Directions for this task: Work out how many lines in the records below include the string "your", and reply with that number alone.

Input records Start Marker

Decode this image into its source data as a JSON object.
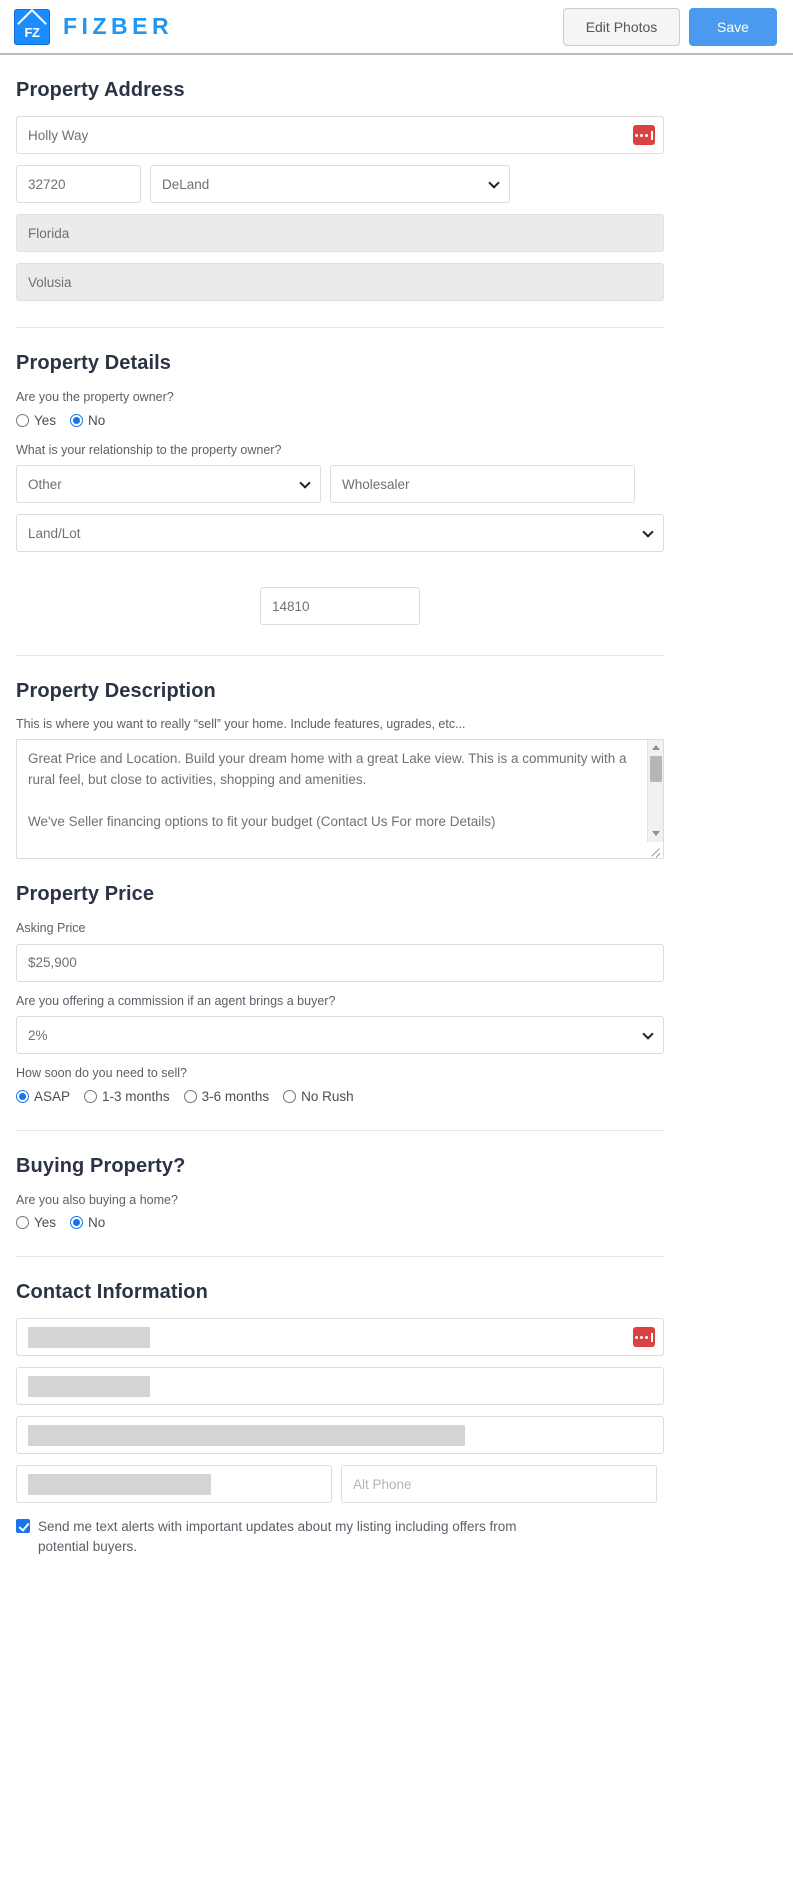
{
  "header": {
    "logo_text": "FZ",
    "brand_name": "FIZBER",
    "edit_photos_label": "Edit Photos",
    "save_label": "Save",
    "accent_color": "#4a9bf0",
    "brand_color": "#2196f3"
  },
  "property_address": {
    "title": "Property Address",
    "street": "Holly Way",
    "zip": "32720",
    "city": "DeLand",
    "state": "Florida",
    "county": "Volusia",
    "autofill_icon": "lastpass-icon"
  },
  "property_details": {
    "title": "Property Details",
    "owner_question": "Are you the property owner?",
    "owner_options": [
      {
        "label": "Yes",
        "selected": false
      },
      {
        "label": "No",
        "selected": true
      }
    ],
    "relationship_question": "What is your relationship to the property owner?",
    "relationship_value": "Other",
    "relationship_other_value": "Wholesaler",
    "property_type_value": "Land/Lot",
    "lot_size_value": "14810"
  },
  "property_description": {
    "title": "Property Description",
    "help_text": "This is where you want to really “sell” your home. Include features, ugrades, etc...",
    "text": "Great Price and Location. Build your dream home with a great Lake view. This is a community with a rural feel, but close to activities, shopping and amenities.\n\nWe've Seller financing options to fit your budget (Contact Us For more Details)\n\n· Community: Forest Hills\n· Featured:"
  },
  "property_price": {
    "title": "Property Price",
    "asking_price_label": "Asking Price",
    "asking_price_value": "$25,900",
    "commission_question": "Are you offering a commission if an agent brings a buyer?",
    "commission_value": "2%",
    "timeline_question": "How soon do you need to sell?",
    "timeline_options": [
      {
        "label": "ASAP",
        "selected": true
      },
      {
        "label": "1-3 months",
        "selected": false
      },
      {
        "label": "3-6 months",
        "selected": false
      },
      {
        "label": "No Rush",
        "selected": false
      }
    ]
  },
  "buying_property": {
    "title": "Buying Property?",
    "question": "Are you also buying a home?",
    "options": [
      {
        "label": "Yes",
        "selected": false
      },
      {
        "label": "No",
        "selected": true
      }
    ]
  },
  "contact_information": {
    "title": "Contact Information",
    "first_name_redacted": true,
    "last_name_redacted": true,
    "email_redacted": true,
    "phone_redacted": true,
    "alt_phone_placeholder": "Alt Phone",
    "autofill_icon": "lastpass-icon",
    "text_alerts_label": "Send me text alerts with important updates about my listing including offers from potential buyers.",
    "text_alerts_checked": true
  }
}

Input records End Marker

Solution: 3